Kai Palkeinen recently helped a car stuck on the riverbed near the Big Eddy Bridge. While the car could not be saved, some of the driver’s belongings were. It’s common for vehicles to get stuck in the area due to significantly changing river levels from Revelstoke Dam. (Photo by Kai Palkeinen)
“I just sank a car’: Revelstoke resident tries to save vehicle from the Columbia River

Although it’s not permitted, the riverbed near the city is popular for off roading

Meng Wanzhou, chief financial officer of Huawei, walks down the street with an acquaintance after leaving B.C. Supreme Court during a lunch break at her extradition hearing, in Vancouver, B.C., Thursday, April 1, 2021. A judge is scheduled to release her decision today on a request to delay the final leg of hearings in Meng Wanzhou’s extradition case. THE CANADIAN PRESS/Rich Lam
B.C. judge grants Meng Wanzhou’s request to delay extradition hearings

Lawyers for Canada’s attorney general had argued there is no justification to delay proceedings in the case

B.C. Premier John Horgan announces travel restrictions between the province’s regional health authorities at the legislature, April 19, 2021. (B.C. government photo)
B.C. sees 862 more COVID-19 cases Wednesday, seven deaths

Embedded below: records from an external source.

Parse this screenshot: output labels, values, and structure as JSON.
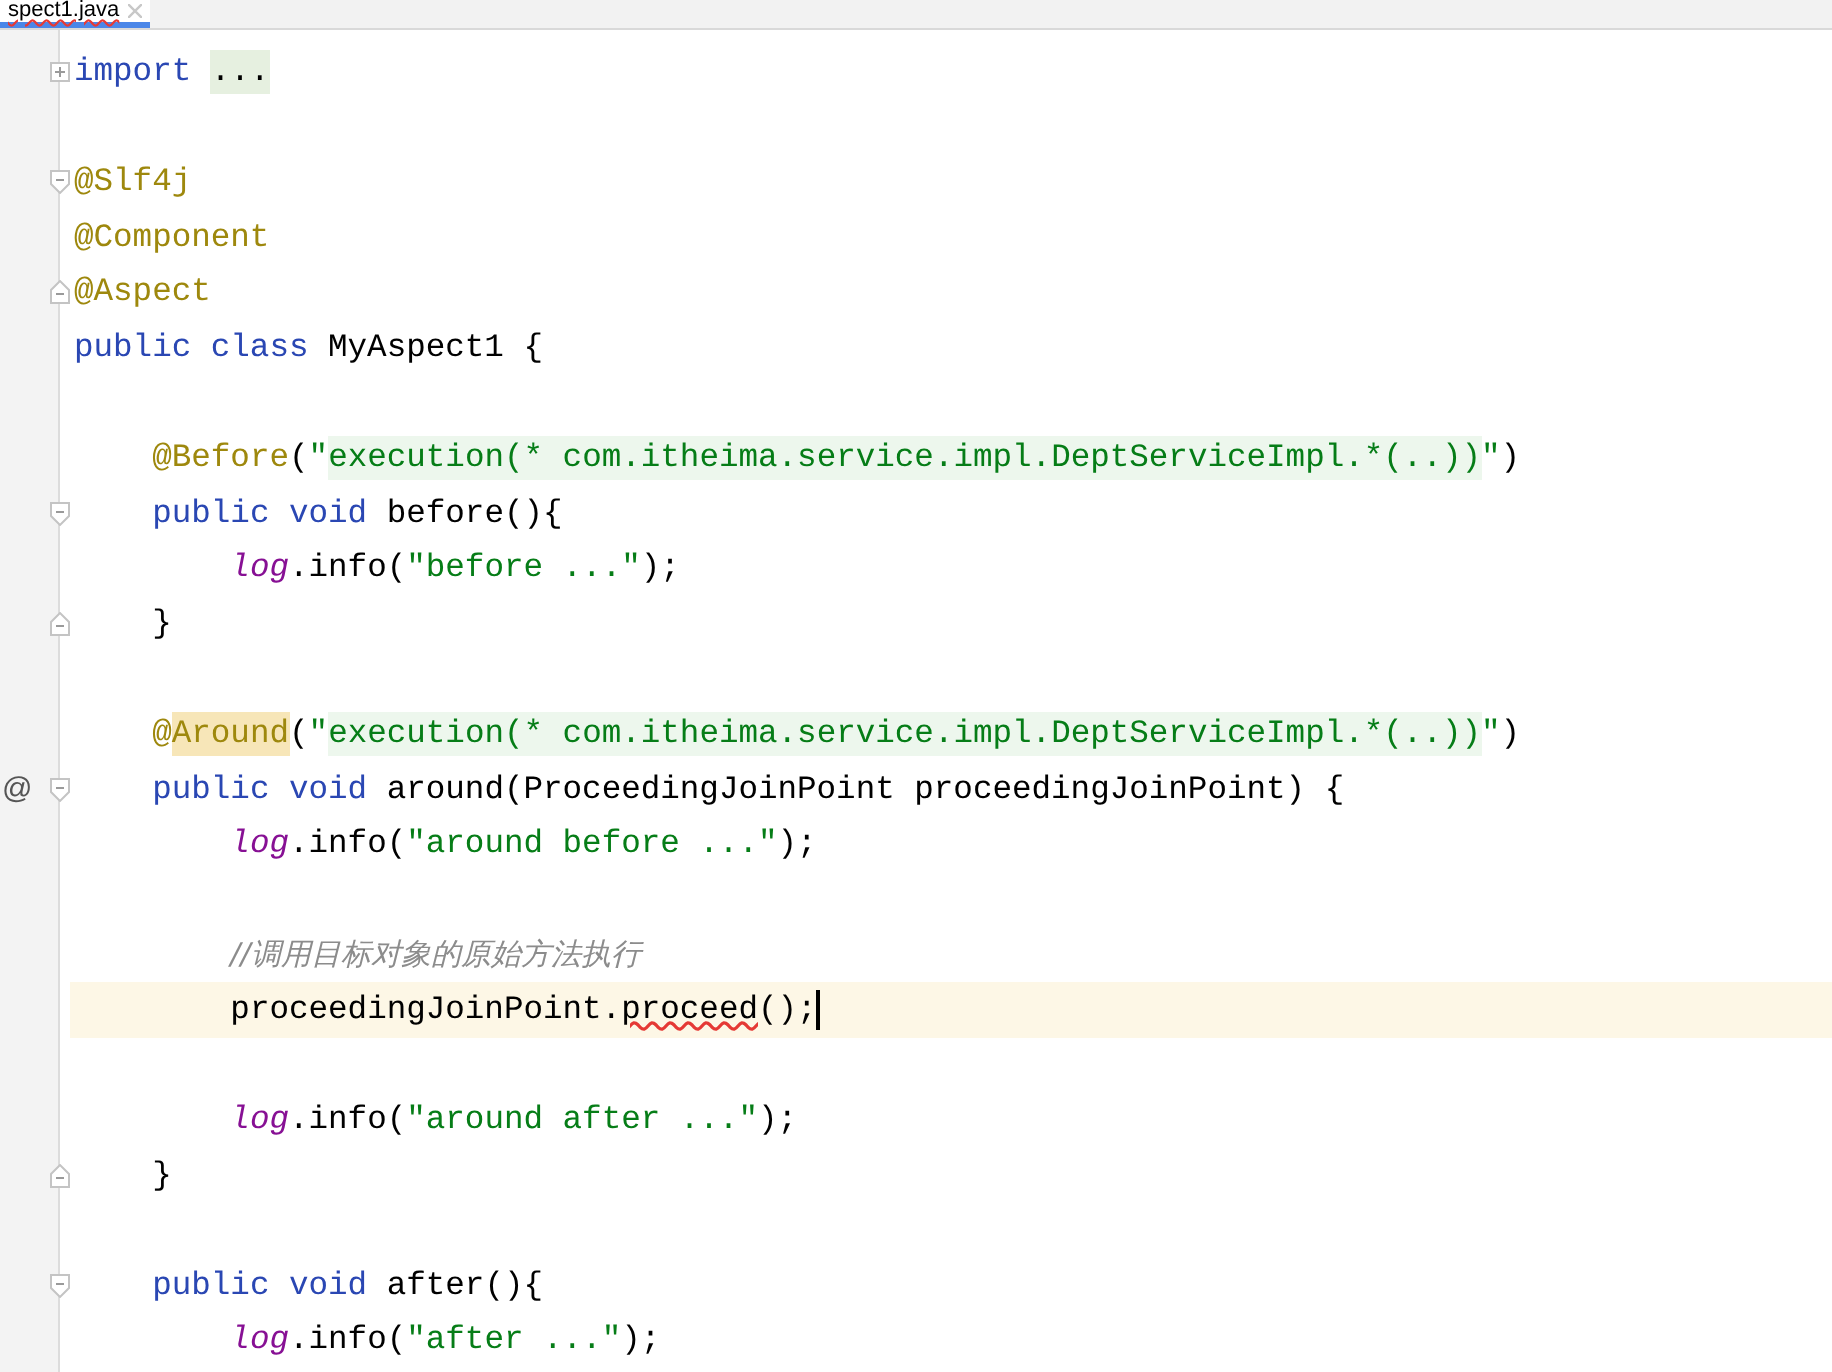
{
  "tab": {
    "title": "spect1.java",
    "selected": true
  },
  "blocks": [
    {
      "lines": [
        {
          "gutter": {
            "kind": "collapsed"
          },
          "tokens": [
            {
              "kind": "kw",
              "text": "import "
            },
            {
              "kind": "folded",
              "text": "..."
            }
          ]
        }
      ]
    },
    {
      "lines": [
        {
          "gutter": {
            "kind": "fold-start"
          },
          "tokens": [
            {
              "kind": "ann",
              "text": "@Slf4j"
            }
          ]
        },
        {
          "tokens": [
            {
              "kind": "ann",
              "text": "@Component"
            }
          ]
        },
        {
          "gutter": {
            "kind": "fold-end"
          },
          "tokens": [
            {
              "kind": "ann",
              "text": "@Aspect"
            }
          ]
        },
        {
          "tokens": [
            {
              "kind": "kw",
              "text": "public class "
            },
            {
              "kind": "plain",
              "text": "MyAspect1 {"
            }
          ]
        }
      ]
    },
    {
      "lines": [
        {
          "tokens": [
            {
              "kind": "ann",
              "text": "    @Before"
            },
            {
              "kind": "plain",
              "text": "("
            },
            {
              "kind": "str",
              "text": "\""
            },
            {
              "kind": "inj",
              "text": "execution(* com.itheima.service.impl.DeptServiceImpl.*(..))"
            },
            {
              "kind": "str",
              "text": "\""
            },
            {
              "kind": "plain",
              "text": ")"
            }
          ]
        },
        {
          "gutter": {
            "kind": "fold-start"
          },
          "tokens": [
            {
              "kind": "kw",
              "text": "    public void "
            },
            {
              "kind": "plain",
              "text": "before(){"
            }
          ]
        },
        {
          "tokens": [
            {
              "kind": "field",
              "text": "        log"
            },
            {
              "kind": "plain",
              "text": ".info("
            },
            {
              "kind": "str",
              "text": "\"before ...\""
            },
            {
              "kind": "plain",
              "text": ");"
            }
          ]
        },
        {
          "gutter": {
            "kind": "fold-end"
          },
          "tokens": [
            {
              "kind": "plain",
              "text": "    }"
            }
          ]
        }
      ]
    },
    {
      "lines": [
        {
          "tokens": [
            {
              "kind": "ann",
              "text": "    @"
            },
            {
              "kind": "annhl",
              "text": "Around"
            },
            {
              "kind": "plain",
              "text": "("
            },
            {
              "kind": "str",
              "text": "\""
            },
            {
              "kind": "inj",
              "text": "execution(* com.itheima.service.impl.DeptServiceImpl.*(..))"
            },
            {
              "kind": "str",
              "text": "\""
            },
            {
              "kind": "plain",
              "text": ")"
            }
          ]
        },
        {
          "gutter": {
            "kind": "fold-start",
            "mark": "@"
          },
          "tokens": [
            {
              "kind": "kw",
              "text": "    public void "
            },
            {
              "kind": "plain",
              "text": "around(ProceedingJoinPoint proceedingJoinPoint) {"
            }
          ]
        },
        {
          "tokens": [
            {
              "kind": "field",
              "text": "        log"
            },
            {
              "kind": "plain",
              "text": ".info("
            },
            {
              "kind": "str",
              "text": "\"around before ...\""
            },
            {
              "kind": "plain",
              "text": ");"
            }
          ]
        }
      ]
    },
    {
      "lines": [
        {
          "tokens": [
            {
              "kind": "comment",
              "text": "        //调用目标对象的原始方法执行"
            }
          ]
        },
        {
          "current": true,
          "caret": true,
          "tokens": [
            {
              "kind": "plain",
              "text": "        proceedingJoinPoint."
            },
            {
              "kind": "warn",
              "text": "proceed"
            },
            {
              "kind": "plain",
              "text": "();"
            }
          ]
        }
      ]
    },
    {
      "lines": [
        {
          "tokens": [
            {
              "kind": "field",
              "text": "        log"
            },
            {
              "kind": "plain",
              "text": ".info("
            },
            {
              "kind": "str",
              "text": "\"around after ...\""
            },
            {
              "kind": "plain",
              "text": ");"
            }
          ]
        },
        {
          "gutter": {
            "kind": "fold-end"
          },
          "tokens": [
            {
              "kind": "plain",
              "text": "    }"
            }
          ]
        }
      ]
    },
    {
      "lines": [
        {
          "gutter": {
            "kind": "fold-start"
          },
          "tokens": [
            {
              "kind": "kw",
              "text": "    public void "
            },
            {
              "kind": "plain",
              "text": "after(){"
            }
          ]
        },
        {
          "tokens": [
            {
              "kind": "field",
              "text": "        log"
            },
            {
              "kind": "plain",
              "text": ".info("
            },
            {
              "kind": "str",
              "text": "\"after ...\""
            },
            {
              "kind": "plain",
              "text": ");"
            }
          ]
        }
      ]
    }
  ]
}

Recreational travel restrictions set to begin Friday

B.C. Finance Minister Selina Robinson is photographed following her budget speech in the legislative assembly at the provincial legislature in Victoria, Tuesday, April 20, 2021. THE CANADIAN PRESS/Chad Hipolito
B.C. budget lacks innovative drive, vision during uncertain times, say experts

Finance Minister Selina Robinson’s budget sets out to spend $8.7 billion over three years on infrastructure

Using panels kept cold by water circulating within them, B.C. researchers compared thermal comfort in 60 of the world’s most populous cities, including Toronto. (Lea Ruefenacht)
B.C. researchers use air conditioning to combat spread of COVID particles

Dr. Adam Rysanek and his team have proven a new worthwhile system – a mixture of cooling panels and natural ventilation

Police road checks are coming for people travelling between regions while COVID-19 travel restrictions are in place. (Black Press file photo)
B.C. clarifies COVID-19 travel restrictions, Lower Mainland a single zone

Vehicle checks on highways, at ferry terminals to start Friday

Most Read